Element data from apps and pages
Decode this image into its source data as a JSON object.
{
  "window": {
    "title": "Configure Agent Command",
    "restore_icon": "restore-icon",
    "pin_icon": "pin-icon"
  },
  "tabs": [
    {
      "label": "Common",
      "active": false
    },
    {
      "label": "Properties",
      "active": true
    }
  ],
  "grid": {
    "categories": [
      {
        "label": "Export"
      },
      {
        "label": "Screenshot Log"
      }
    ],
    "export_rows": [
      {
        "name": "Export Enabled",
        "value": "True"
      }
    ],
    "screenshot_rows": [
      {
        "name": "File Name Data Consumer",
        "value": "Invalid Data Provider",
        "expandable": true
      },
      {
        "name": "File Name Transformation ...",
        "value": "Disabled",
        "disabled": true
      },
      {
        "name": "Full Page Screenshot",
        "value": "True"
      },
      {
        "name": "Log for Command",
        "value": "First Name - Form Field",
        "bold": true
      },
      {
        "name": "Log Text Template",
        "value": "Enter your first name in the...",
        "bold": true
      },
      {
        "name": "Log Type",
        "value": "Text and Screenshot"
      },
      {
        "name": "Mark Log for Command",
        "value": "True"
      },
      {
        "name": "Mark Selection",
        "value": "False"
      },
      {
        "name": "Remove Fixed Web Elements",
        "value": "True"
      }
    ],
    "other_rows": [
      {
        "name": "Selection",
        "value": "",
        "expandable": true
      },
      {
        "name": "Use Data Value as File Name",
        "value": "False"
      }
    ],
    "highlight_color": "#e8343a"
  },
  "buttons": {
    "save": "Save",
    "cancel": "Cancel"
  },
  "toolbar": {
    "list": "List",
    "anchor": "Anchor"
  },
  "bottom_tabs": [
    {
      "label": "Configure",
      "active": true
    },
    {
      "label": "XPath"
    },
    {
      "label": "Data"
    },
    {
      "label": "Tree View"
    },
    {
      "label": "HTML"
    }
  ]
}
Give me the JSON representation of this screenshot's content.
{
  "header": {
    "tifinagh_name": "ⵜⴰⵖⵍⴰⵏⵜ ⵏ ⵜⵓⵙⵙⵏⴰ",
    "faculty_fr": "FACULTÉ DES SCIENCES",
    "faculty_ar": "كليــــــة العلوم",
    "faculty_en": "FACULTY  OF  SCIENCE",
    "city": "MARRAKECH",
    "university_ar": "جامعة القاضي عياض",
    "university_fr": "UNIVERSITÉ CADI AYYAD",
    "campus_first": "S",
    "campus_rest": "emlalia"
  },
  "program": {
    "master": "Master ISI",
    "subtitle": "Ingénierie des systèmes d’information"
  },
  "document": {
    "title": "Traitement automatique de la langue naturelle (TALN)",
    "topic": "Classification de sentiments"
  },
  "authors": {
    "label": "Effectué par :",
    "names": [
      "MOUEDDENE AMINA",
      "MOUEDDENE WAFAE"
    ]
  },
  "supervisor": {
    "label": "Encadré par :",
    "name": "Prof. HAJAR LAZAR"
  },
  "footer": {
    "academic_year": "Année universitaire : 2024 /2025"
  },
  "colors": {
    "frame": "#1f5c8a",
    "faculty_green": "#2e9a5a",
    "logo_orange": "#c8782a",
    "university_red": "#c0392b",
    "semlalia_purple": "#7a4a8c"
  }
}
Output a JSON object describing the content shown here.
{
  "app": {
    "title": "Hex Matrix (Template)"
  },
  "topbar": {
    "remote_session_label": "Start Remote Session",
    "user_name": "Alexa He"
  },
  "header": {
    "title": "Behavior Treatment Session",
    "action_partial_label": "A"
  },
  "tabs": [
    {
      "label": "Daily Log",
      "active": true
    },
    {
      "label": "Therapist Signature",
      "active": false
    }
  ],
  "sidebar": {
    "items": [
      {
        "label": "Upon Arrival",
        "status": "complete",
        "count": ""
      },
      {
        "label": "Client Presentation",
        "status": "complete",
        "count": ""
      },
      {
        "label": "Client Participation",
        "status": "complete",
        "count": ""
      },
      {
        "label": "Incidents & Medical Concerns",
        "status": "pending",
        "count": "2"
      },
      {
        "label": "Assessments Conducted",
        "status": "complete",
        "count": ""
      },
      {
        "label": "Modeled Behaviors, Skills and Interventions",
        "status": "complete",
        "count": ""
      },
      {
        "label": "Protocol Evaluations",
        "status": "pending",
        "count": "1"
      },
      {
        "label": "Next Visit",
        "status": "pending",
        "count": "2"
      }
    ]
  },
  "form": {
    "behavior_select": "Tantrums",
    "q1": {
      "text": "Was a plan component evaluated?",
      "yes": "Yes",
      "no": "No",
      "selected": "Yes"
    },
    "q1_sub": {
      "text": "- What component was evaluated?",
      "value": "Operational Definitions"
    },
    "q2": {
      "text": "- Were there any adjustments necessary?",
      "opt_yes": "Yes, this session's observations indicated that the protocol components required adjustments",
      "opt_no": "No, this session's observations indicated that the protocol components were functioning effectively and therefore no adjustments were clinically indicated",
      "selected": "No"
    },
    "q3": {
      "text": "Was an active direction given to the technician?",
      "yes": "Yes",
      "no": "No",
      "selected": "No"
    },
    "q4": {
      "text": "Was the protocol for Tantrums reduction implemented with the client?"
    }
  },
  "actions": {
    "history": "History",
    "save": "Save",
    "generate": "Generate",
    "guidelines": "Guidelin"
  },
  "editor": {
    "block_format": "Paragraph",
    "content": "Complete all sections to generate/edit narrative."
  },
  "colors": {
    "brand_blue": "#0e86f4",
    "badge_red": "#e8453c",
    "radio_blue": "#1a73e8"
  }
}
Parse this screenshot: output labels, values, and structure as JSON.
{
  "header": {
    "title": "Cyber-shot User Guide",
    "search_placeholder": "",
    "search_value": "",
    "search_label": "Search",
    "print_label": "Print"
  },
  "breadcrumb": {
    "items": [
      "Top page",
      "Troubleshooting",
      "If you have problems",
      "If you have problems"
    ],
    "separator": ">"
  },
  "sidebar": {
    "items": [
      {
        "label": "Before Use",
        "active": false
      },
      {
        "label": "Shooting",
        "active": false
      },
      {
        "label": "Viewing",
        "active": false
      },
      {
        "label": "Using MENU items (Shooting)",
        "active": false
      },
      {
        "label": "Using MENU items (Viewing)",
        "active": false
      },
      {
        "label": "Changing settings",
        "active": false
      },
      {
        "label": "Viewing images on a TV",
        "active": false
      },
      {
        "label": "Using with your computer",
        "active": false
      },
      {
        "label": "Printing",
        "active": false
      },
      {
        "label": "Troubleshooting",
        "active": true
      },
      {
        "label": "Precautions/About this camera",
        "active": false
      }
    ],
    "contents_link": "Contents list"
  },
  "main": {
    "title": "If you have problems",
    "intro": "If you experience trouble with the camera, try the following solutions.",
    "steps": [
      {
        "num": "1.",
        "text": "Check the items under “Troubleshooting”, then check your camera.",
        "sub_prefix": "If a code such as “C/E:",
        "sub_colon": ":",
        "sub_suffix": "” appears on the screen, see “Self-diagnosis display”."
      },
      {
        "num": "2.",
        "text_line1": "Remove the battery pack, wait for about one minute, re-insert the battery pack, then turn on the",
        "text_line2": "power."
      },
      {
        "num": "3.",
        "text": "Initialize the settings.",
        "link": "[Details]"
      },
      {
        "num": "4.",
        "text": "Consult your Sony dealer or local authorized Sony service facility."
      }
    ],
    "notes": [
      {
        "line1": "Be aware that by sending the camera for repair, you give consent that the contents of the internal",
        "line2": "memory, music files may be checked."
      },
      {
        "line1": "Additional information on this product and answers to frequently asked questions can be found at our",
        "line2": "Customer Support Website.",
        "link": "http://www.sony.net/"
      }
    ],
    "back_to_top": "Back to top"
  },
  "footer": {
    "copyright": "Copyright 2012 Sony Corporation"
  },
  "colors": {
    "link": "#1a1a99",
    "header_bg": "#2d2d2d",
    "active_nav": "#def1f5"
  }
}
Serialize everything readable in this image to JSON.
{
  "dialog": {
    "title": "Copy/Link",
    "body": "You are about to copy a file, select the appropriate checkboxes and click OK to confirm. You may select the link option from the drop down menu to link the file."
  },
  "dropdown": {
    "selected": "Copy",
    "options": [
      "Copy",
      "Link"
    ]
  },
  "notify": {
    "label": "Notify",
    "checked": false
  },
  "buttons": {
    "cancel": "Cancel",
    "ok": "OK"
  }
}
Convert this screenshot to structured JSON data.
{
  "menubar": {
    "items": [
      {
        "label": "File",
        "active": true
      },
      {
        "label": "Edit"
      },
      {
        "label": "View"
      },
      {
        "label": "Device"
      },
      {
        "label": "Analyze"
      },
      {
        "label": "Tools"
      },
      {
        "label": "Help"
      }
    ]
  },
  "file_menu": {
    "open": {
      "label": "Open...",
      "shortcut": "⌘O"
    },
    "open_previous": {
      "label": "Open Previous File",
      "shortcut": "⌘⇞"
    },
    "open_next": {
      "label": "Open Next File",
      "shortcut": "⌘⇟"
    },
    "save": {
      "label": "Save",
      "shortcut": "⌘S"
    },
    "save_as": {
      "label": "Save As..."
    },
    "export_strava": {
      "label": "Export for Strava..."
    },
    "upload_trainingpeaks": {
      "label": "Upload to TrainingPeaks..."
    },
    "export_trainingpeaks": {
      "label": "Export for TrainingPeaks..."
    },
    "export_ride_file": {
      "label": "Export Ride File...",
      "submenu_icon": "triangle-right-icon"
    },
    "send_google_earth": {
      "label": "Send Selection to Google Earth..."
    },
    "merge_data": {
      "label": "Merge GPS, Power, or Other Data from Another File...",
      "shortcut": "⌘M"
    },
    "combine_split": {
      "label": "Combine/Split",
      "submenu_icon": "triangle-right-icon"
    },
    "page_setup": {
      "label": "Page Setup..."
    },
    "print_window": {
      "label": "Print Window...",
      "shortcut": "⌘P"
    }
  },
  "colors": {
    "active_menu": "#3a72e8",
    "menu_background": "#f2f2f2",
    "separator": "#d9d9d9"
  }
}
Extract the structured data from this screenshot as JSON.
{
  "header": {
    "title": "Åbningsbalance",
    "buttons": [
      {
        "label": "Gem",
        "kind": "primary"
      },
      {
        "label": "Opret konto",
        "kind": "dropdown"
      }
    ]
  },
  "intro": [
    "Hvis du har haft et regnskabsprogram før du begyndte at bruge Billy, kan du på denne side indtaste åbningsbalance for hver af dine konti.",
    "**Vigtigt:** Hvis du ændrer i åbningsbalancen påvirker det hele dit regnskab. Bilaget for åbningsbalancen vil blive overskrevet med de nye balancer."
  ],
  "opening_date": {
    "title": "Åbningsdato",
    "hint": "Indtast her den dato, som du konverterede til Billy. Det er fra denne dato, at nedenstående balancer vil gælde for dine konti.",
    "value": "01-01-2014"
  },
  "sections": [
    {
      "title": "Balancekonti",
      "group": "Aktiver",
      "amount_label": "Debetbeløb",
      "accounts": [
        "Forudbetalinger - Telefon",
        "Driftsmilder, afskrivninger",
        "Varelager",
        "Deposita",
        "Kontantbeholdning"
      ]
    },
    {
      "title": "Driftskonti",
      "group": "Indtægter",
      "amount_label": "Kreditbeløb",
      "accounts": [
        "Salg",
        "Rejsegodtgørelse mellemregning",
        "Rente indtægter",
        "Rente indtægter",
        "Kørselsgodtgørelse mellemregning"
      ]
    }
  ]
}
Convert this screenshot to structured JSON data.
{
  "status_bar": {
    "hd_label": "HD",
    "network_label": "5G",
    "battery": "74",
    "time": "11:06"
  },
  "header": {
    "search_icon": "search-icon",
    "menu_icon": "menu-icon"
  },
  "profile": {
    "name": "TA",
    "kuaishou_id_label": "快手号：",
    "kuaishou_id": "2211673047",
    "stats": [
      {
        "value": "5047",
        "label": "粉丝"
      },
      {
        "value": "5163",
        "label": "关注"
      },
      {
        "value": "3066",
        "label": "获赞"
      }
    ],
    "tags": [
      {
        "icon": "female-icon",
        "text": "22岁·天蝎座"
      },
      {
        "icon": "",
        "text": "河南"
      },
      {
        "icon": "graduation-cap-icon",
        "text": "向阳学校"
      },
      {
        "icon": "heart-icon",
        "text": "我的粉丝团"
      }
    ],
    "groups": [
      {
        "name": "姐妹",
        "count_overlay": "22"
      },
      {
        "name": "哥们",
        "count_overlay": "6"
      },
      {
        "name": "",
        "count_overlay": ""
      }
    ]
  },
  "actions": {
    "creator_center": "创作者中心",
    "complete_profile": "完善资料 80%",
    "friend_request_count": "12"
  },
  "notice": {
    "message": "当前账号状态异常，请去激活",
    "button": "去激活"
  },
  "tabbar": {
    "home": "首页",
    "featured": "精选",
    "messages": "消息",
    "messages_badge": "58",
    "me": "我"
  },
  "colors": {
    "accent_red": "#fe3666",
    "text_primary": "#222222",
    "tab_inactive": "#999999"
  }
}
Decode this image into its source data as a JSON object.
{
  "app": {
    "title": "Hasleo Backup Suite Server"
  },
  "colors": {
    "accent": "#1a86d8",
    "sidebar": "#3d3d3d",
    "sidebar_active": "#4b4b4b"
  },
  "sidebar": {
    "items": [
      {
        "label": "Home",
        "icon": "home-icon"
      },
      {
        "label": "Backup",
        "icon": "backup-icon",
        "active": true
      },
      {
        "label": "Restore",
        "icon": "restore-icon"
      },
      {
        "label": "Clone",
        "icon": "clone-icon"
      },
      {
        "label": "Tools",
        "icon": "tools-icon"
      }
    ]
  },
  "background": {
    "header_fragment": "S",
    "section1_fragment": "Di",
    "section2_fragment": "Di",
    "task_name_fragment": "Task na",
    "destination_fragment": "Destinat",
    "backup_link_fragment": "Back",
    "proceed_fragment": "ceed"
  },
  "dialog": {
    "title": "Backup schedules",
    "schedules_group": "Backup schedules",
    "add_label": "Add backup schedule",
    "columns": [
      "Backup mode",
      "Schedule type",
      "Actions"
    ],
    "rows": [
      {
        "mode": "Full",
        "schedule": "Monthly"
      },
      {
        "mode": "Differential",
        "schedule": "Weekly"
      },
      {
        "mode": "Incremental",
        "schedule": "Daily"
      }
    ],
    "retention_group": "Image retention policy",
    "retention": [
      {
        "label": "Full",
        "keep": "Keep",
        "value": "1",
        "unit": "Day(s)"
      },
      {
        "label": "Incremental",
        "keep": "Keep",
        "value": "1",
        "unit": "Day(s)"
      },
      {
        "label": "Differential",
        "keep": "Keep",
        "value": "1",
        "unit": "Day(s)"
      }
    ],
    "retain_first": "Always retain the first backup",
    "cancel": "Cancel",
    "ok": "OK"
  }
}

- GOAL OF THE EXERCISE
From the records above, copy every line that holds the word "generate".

- THE COMPLETED TASK
    "generate": "Generate",
    "content": "Complete all sections to generate/edit narrative."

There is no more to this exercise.